Entries from a dataset of interfaces
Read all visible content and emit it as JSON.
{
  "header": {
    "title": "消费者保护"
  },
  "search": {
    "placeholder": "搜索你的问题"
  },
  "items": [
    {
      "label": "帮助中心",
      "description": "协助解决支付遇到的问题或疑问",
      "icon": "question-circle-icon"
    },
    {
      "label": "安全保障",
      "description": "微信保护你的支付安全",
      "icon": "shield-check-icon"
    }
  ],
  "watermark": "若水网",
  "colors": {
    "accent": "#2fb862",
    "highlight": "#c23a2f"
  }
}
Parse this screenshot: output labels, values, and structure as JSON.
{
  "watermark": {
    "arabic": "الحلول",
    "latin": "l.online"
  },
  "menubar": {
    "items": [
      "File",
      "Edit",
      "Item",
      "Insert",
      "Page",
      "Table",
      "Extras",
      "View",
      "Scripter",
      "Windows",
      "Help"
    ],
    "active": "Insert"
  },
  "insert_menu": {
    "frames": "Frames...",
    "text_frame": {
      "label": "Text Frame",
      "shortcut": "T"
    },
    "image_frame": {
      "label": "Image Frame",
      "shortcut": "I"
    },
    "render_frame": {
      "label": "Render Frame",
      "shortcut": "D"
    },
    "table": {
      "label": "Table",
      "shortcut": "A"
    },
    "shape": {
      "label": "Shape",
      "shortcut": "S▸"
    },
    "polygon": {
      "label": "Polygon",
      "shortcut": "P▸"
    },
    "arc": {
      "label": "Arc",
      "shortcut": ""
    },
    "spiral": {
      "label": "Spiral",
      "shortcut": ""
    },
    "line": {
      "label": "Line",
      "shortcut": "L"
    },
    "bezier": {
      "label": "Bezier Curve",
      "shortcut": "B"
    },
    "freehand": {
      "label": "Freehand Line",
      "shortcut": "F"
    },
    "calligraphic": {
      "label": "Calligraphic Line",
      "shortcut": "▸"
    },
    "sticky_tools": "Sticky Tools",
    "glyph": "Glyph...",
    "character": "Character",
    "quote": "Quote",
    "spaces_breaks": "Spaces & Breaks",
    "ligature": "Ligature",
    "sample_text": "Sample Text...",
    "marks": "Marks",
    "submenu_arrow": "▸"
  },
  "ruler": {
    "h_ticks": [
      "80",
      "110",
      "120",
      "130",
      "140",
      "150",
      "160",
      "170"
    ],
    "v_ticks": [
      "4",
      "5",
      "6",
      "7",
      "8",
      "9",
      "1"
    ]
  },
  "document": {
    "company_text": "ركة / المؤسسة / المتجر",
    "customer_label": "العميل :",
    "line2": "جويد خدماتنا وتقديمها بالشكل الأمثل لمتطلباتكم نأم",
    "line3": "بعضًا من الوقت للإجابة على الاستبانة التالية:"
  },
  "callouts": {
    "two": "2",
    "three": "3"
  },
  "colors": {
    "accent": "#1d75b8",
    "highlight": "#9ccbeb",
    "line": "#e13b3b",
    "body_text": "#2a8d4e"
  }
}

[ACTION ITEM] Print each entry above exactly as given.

[FINISHED TASK]
Read all visible content and emit it as JSON.
{
  "header": {
    "title": "消费者保护"
  },
  "search": {
    "placeholder": "搜索你的问题"
  },
  "items": [
    {
      "label": "帮助中心",
      "description": "协助解决支付遇到的问题或疑问",
      "icon": "question-circle-icon"
    },
    {
      "label": "安全保障",
      "description": "微信保护你的支付安全",
      "icon": "shield-check-icon"
    }
  ],
  "watermark": "若水网",
  "colors": {
    "accent": "#2fb862",
    "highlight": "#c23a2f"
  }
}
Parse this screenshot: output labels, values, and structure as JSON.
{
  "watermark": {
    "arabic": "الحلول",
    "latin": "l.online"
  },
  "menubar": {
    "items": [
      "File",
      "Edit",
      "Item",
      "Insert",
      "Page",
      "Table",
      "Extras",
      "View",
      "Scripter",
      "Windows",
      "Help"
    ],
    "active": "Insert"
  },
  "insert_menu": {
    "frames": "Frames...",
    "text_frame": {
      "label": "Text Frame",
      "shortcut": "T"
    },
    "image_frame": {
      "label": "Image Frame",
      "shortcut": "I"
    },
    "render_frame": {
      "label": "Render Frame",
      "shortcut": "D"
    },
    "table": {
      "label": "Table",
      "shortcut": "A"
    },
    "shape": {
      "label": "Shape",
      "shortcut": "S▸"
    },
    "polygon": {
      "label": "Polygon",
      "shortcut": "P▸"
    },
    "arc": {
      "label": "Arc",
      "shortcut": ""
    },
    "spiral": {
      "label": "Spiral",
      "shortcut": ""
    },
    "line": {
      "label": "Line",
      "shortcut": "L"
    },
    "bezier": {
      "label": "Bezier Curve",
      "shortcut": "B"
    },
    "freehand": {
      "label": "Freehand Line",
      "shortcut": "F"
    },
    "calligraphic": {
      "label": "Calligraphic Line",
      "shortcut": "▸"
    },
    "sticky_tools": "Sticky Tools",
    "glyph": "Glyph...",
    "character": "Character",
    "quote": "Quote",
    "spaces_breaks": "Spaces & Breaks",
    "ligature": "Ligature",
    "sample_text": "Sample Text...",
    "marks": "Marks",
    "submenu_arrow": "▸"
  },
  "ruler": {
    "h_ticks": [
      "80",
      "110",
      "120",
      "130",
      "140",
      "150",
      "160",
      "170"
    ],
    "v_ticks": [
      "4",
      "5",
      "6",
      "7",
      "8",
      "9",
      "1"
    ]
  },
  "document": {
    "company_text": "ركة / المؤسسة / المتجر",
    "customer_label": "العميل :",
    "line2": "جويد خدماتنا وتقديمها بالشكل الأمثل لمتطلباتكم نأم",
    "line3": "بعضًا من الوقت للإجابة على الاستبانة التالية:"
  },
  "callouts": {
    "two": "2",
    "three": "3"
  },
  "colors": {
    "accent": "#1d75b8",
    "highlight": "#9ccbeb",
    "line": "#e13b3b",
    "body_text": "#2a8d4e"
  }
}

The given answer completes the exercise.